Kolb had been named as a leading contender to challenge first-term Democrat Eric Massa (who eventually retired before seeking re-election) for the United States House of Representatives seat representing New York's 29th congressional district in 2010; however, he declined to seek the seat after becoming minority leader.[11] Though his potential candidacy was never taken seriously, he has also declined an opportunity to run against Kirsten Gillibrand for United States Senate, again declined to seek the 29th district seat even after Massa's resignation,[12] and also declined to run for Congress in 2012, this time against Democrat Kathy Hochul.[13]

Personal life[edit]

Kolb resides in Canandaigua, New York. He is remarried to Lauren Kolb, and has three children: Britton, Clayton, and Kylie, from his first marriage.[3] Known in Albany circles as a philanderer who enjoys a good time, Kolb was implicated in lawsuits filed against the Assembly in 2004 for improper or illegal sexual misconduct.[14] In a 2012 scandal that became known as 'Gropegate,' Kolb was criticized for being silent as Democratic Assemblyman Vito Lopez and Speaker Sheldon Silver tried to secretly payoff $103,000 in taxpayer funds to a woman Lopez was accused sexually harassing.[15]
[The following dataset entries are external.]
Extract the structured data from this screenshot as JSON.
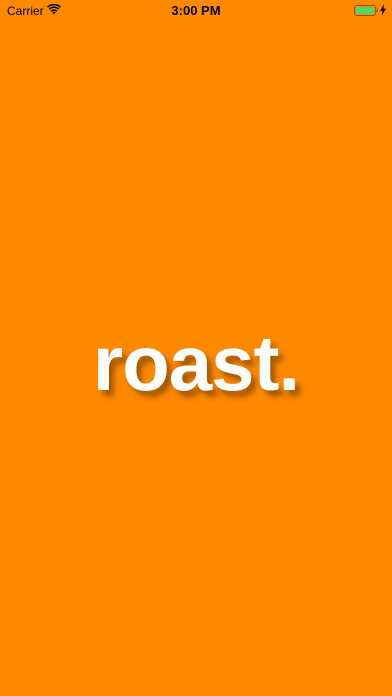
{
  "status_bar": {
    "carrier": "Carrier",
    "time": "3:00 PM",
    "icons": [
      "wifi-icon",
      "battery-icon",
      "charging-icon"
    ],
    "battery_level": 1.0,
    "battery_color": "#4CD964"
  },
  "splash": {
    "logo_text": "roast.",
    "background_color": "#FF8A00",
    "logo_color": "#FFFFFF"
  }
}
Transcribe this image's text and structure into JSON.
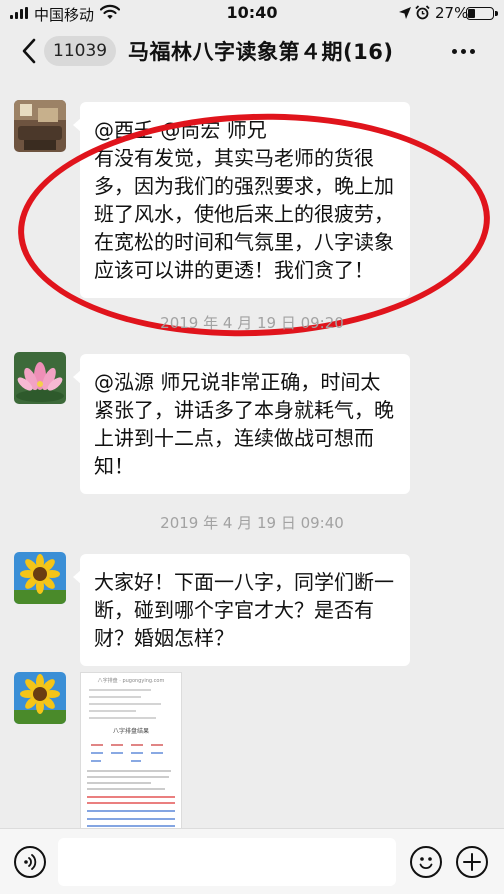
{
  "status_bar": {
    "carrier": "中国移动",
    "time": "10:40",
    "battery_percent_text": "27%",
    "battery_level": 0.27,
    "icons": [
      "signal-icon",
      "wifi-icon",
      "location-icon",
      "alarm-icon",
      "battery-icon"
    ]
  },
  "nav": {
    "back_icon": "chevron-left-icon",
    "unread_count": "11039",
    "title": "马福林八字读象第４期(16)",
    "more_icon": "more-icon"
  },
  "messages": [
    {
      "type": "text",
      "avatar": "avatar-room",
      "lines": [
        "@酉壬 @尚宏  师兄",
        "有没有发觉，其实马老师的货很",
        "多，因为我们的强烈要求，晚上加",
        "班了风水，使他后来上的很疲劳，",
        "在宽松的时间和气氛里，八字读象",
        "应该可以讲的更透！我们贪了！"
      ]
    },
    {
      "type": "timestamp",
      "text": "2019 年 4 月 19 日  09:20"
    },
    {
      "type": "text",
      "avatar": "avatar-lotus",
      "lines": [
        "@泓源 师兄说非常正确，时间太",
        "紧张了，讲话多了本身就耗气，晚",
        "上讲到十二点，连续做战可想而",
        "知！"
      ]
    },
    {
      "type": "timestamp",
      "text": "2019 年 4 月 19 日  09:40"
    },
    {
      "type": "text",
      "avatar": "avatar-sunflower",
      "lines": [
        "大家好！下面一八字，同学们断一",
        "断，碰到哪个字官才大？是否有",
        "财？婚姻怎样？"
      ]
    },
    {
      "type": "image",
      "avatar": "avatar-sunflower",
      "thumb_url_text": "八字排盘 · pugongying.com",
      "thumb_title": "八字排盘结果"
    }
  ],
  "input_bar": {
    "voice_icon": "voice-icon",
    "placeholder": "",
    "emoji_icon": "emoji-icon",
    "plus_icon": "plus-icon"
  },
  "colors": {
    "background": "#ededed",
    "bubble": "#ffffff",
    "annotation_circle": "#e0141c",
    "timestamp_text": "#a2a2a2"
  }
}
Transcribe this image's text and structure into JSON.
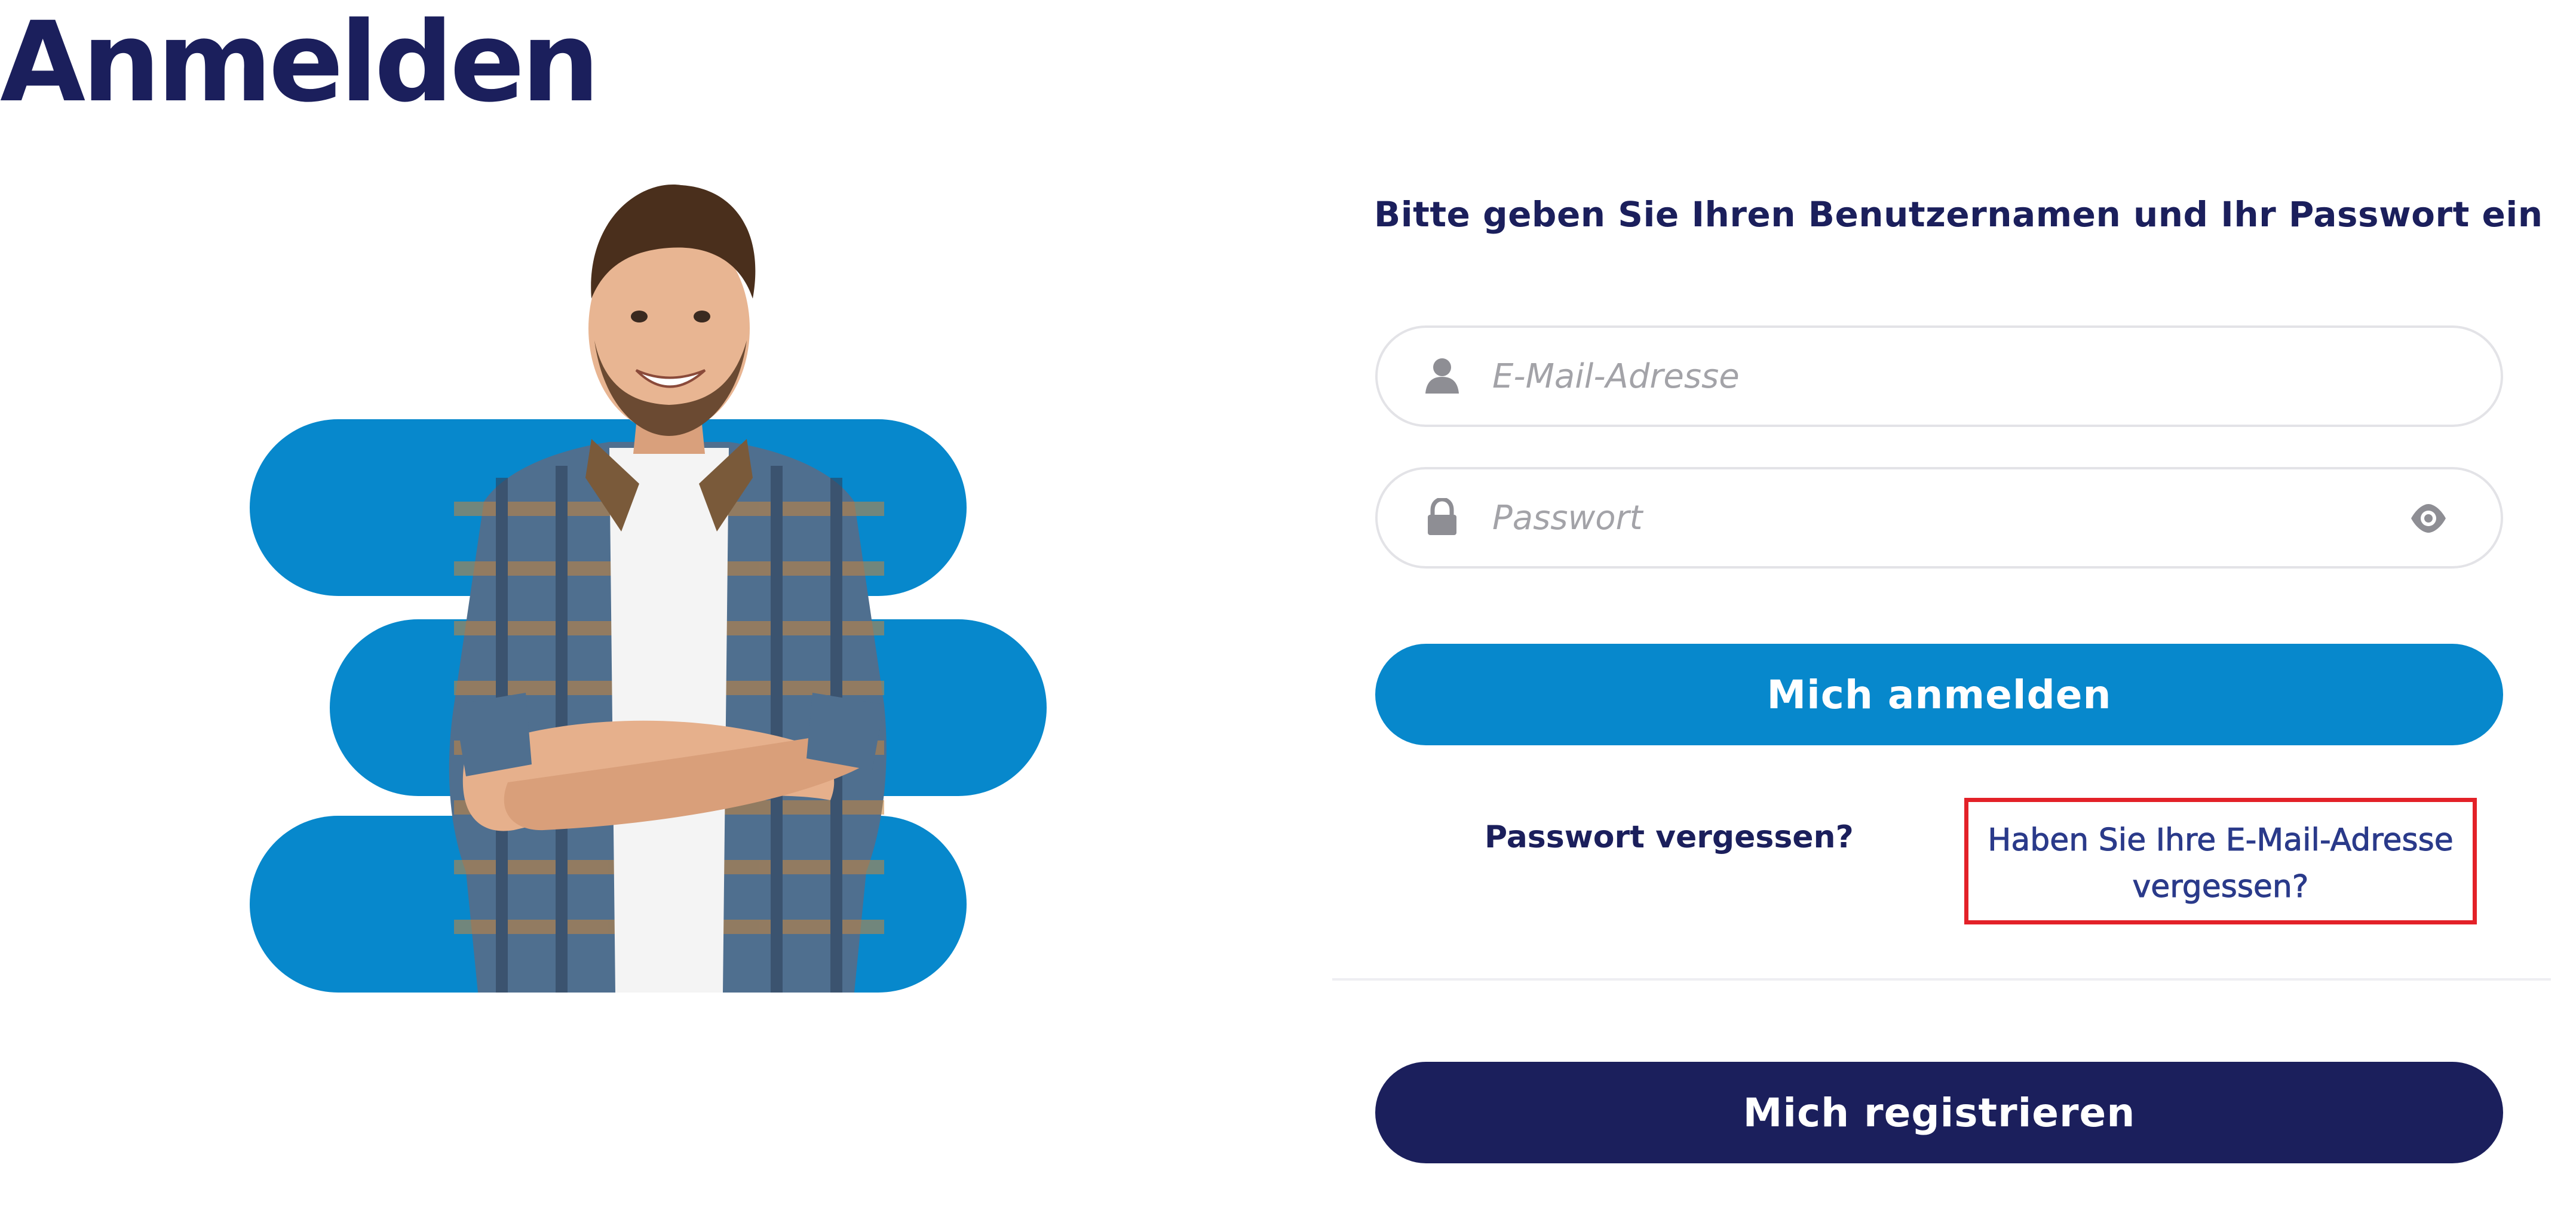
{
  "colors": {
    "navy": "#1b1f5c",
    "blue": "#0788cc",
    "link_blue": "#2a3a8a",
    "highlight_red": "#e32128"
  },
  "page": {
    "title": "Anmelden"
  },
  "form": {
    "instruction": "Bitte geben Sie Ihren Benutzernamen und Ihr Passwort ein",
    "email": {
      "placeholder": "E-Mail-Adresse",
      "value": "",
      "icon": "user-icon"
    },
    "password": {
      "placeholder": "Passwort",
      "value": "",
      "icon": "lock-icon",
      "toggle_icon": "eye-icon"
    },
    "login_button": "Mich anmelden",
    "forgot_password_link": "Passwort vergessen?",
    "forgot_email_link": "Haben Sie Ihre E-Mail-Adresse vergessen?",
    "register_button": "Mich registrieren"
  }
}
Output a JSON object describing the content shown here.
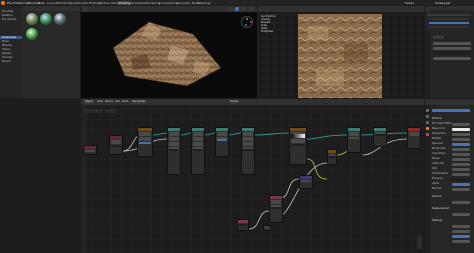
{
  "app": {
    "title": "Blender"
  },
  "menu": {
    "items": [
      "File",
      "Edit",
      "Render",
      "Window",
      "Help"
    ],
    "workspaces": [
      "Layout",
      "Modeling",
      "Sculpting",
      "UV Editing",
      "Texture Paint",
      "Shading",
      "Animation",
      "Rendering",
      "Compositing",
      "Geometry Nodes",
      "Scripting"
    ],
    "active_workspace": "Shading",
    "scene_label": "Scene",
    "view_layer_label": "ViewLayer"
  },
  "file_browser": {
    "rows": [
      "Favorites",
      "Desktop",
      "Documents",
      "Downloads",
      "Music",
      "Pictures",
      "Videos",
      "System",
      "Volumes",
      "Recent"
    ],
    "selected_index": 3
  },
  "image_editor": {
    "overlay_lines": [
      "Sun Direction",
      "Intensity",
      "Strength",
      "Scale",
      "Detail",
      "Roughness"
    ]
  },
  "node_editor": {
    "header": {
      "editor": "Object",
      "menus": [
        "View",
        "Select",
        "Add",
        "Node"
      ],
      "use_nodes": "Use Nodes",
      "material": "Terrain"
    }
  },
  "properties": {
    "sections": [
      "Surface",
      "Volume",
      "Displacement",
      "Settings"
    ],
    "labels": [
      "Surface",
      "Principled BSDF",
      "Base Color",
      "Subsurface",
      "Metallic",
      "Specular",
      "Roughness",
      "Anisotropic",
      "Sheen",
      "Clearcoat",
      "IOR",
      "Transmission",
      "Emission",
      "Alpha",
      "Normal",
      "Displacement",
      "Volume",
      "Settings"
    ]
  },
  "colors": {
    "accent": "#4772b3",
    "node_float": "#3d7a74",
    "node_color": "#6b4a1e",
    "node_input": "#7a3a4a",
    "node_output": "#8a2a2a",
    "link_teal": "#2fb0a0",
    "link_white": "#c8c8c8",
    "link_yellow": "#c8c040"
  }
}
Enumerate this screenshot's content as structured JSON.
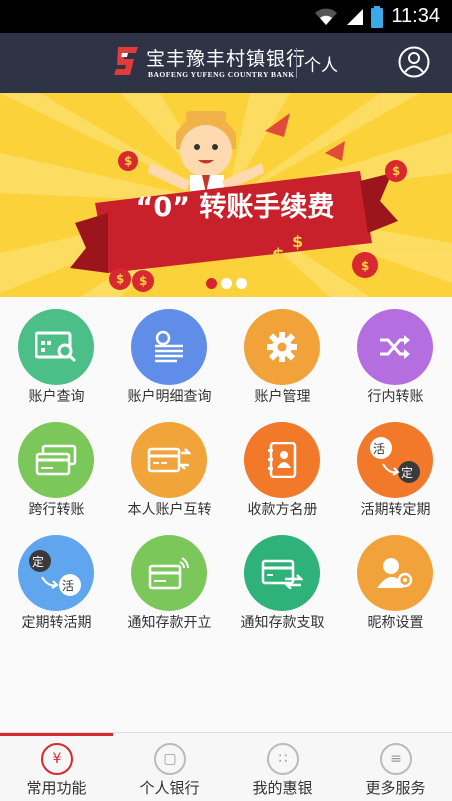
{
  "status_bar": {
    "time": "11:34"
  },
  "header": {
    "bank_name": "宝丰豫丰村镇银行",
    "bank_name_en": "BAOFENG YUFENG COUNTRY BANK",
    "mode": "个人"
  },
  "banner": {
    "title": "“0” 转账手续费",
    "slides": 3,
    "active_slide": 1
  },
  "grid": {
    "items": [
      {
        "label": "账户查询",
        "icon": "account-query-icon",
        "color": "#4bbf87"
      },
      {
        "label": "账户明细查询",
        "icon": "account-details-icon",
        "color": "#5f8de8"
      },
      {
        "label": "账户管理",
        "icon": "gear-icon",
        "color": "#f1a33a"
      },
      {
        "label": "行内转账",
        "icon": "shuffle-icon",
        "color": "#b46ee0"
      },
      {
        "label": "跨行转账",
        "icon": "interbank-transfer-icon",
        "color": "#7cc75a"
      },
      {
        "label": "本人账户互转",
        "icon": "own-transfer-icon",
        "color": "#f0a43a"
      },
      {
        "label": "收款方名册",
        "icon": "contacts-book-icon",
        "color": "#f2782a"
      },
      {
        "label": "活期转定期",
        "icon": "current-to-fixed-icon",
        "color": "#f2782a",
        "badge_a": "活",
        "badge_b": "定"
      },
      {
        "label": "定期转活期",
        "icon": "fixed-to-current-icon",
        "color": "#5fa6ef",
        "badge_a": "定",
        "badge_b": "活"
      },
      {
        "label": "通知存款开立",
        "icon": "notice-deposit-open-icon",
        "color": "#7cc75a"
      },
      {
        "label": "通知存款支取",
        "icon": "notice-deposit-withdraw-icon",
        "color": "#2fb27a"
      },
      {
        "label": "昵称设置",
        "icon": "nickname-settings-icon",
        "color": "#f2a23a"
      }
    ]
  },
  "tabbar": {
    "tabs": [
      {
        "label": "常用功能",
        "icon_glyph": "¥",
        "icon": "yuan-icon"
      },
      {
        "label": "个人银行",
        "icon_glyph": "▢",
        "icon": "monitor-icon"
      },
      {
        "label": "我的惠银",
        "icon_glyph": "∷",
        "icon": "apps-icon"
      },
      {
        "label": "更多服务",
        "icon_glyph": "≡",
        "icon": "menu-icon"
      }
    ],
    "active_index": 0
  },
  "colors": {
    "header_bg": "#2e3345",
    "accent": "#d62a30",
    "banner_bg": "#fcd23b"
  }
}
  1. ^ "Brian Kolb Elected Leader of the New York State Assembly Minority Conference". New York State Assembly. 2009-04-06. Retrieved June 5, 2009. 
  2. ^ a b "Assembly Member Brian M. Kolb (NY)". Project Vote Smart. Retrieved June 4, 2009. 
  3. ^ a b c d "Assemblyman Brian Kolb: 131st Assembly District". New York Assembly. Retrieved May 25, 2014. 
  4. ^ "131st District Map". New York Assembly. Retrieved May 25, 2014. 
  5. ^ "Election Results 2008: New York State Legislature". The New York Times. 2008. 
  6. ^ "Assembly Election Returns: November 4, 2008" (PDF). New York State Board of Elections. 2008. 
  7. ^ "Election Results 2010: New York State Legislature". The New York Times. 2010. 
  8. ^ "Assembly Election Returns: November 2, 2010" (PDF). New York State Board of Elections. 2010. 
  9. ^ Spector, Joe (May 23, 2013). "Kolb says it’s up Assembly Democrats to decide their leader". Gannett. 
  10. ^ McKinley, Jesse. "With Trademark Bombast, Paladino Returns on a Smaller Stage". The New York Times. Retrieved 16 July 2013. 
  11. ^ DeWitt, Karen (April 6, 2009). "Assembly GOP Names New Leader". WXXI Public Broadcasting Council. Retrieved June 5, 2009. 
  12. ^ "Republicans rethinking 29th District race"
  13. ^ Bragg, Chris (March 7, 2012). Sen. Patrick Gallivan (And Other Big GOP Names) Eying Hochul’s Seat. City & State. Retrieved March 7, 2012.
  14. ^ Dicker, Fredrick (2004-08-08). "SILVER IN ALBANY SEX HUBBUB (interns without stained blue dresses)". New York Post. 
  15. ^ Karlan, Rick. "GOP Assembly hopeful has field day with Silver/Lopez". Albany Times Union. 

External links[edit]

New York Assembly
Preceded by
Craig J. Doran
New York State Assembly, 129th district
January 1, 2000 – December 31, 2012
Succeeded by
William B. Magnarelli
Preceded by
Harry B. Bronson
New York State Assembly, 131st district
January 1, 2013 – present
Political offices
Preceded by
James N. Tedisco
Minority Leader of the New York State Assembly
2009 – present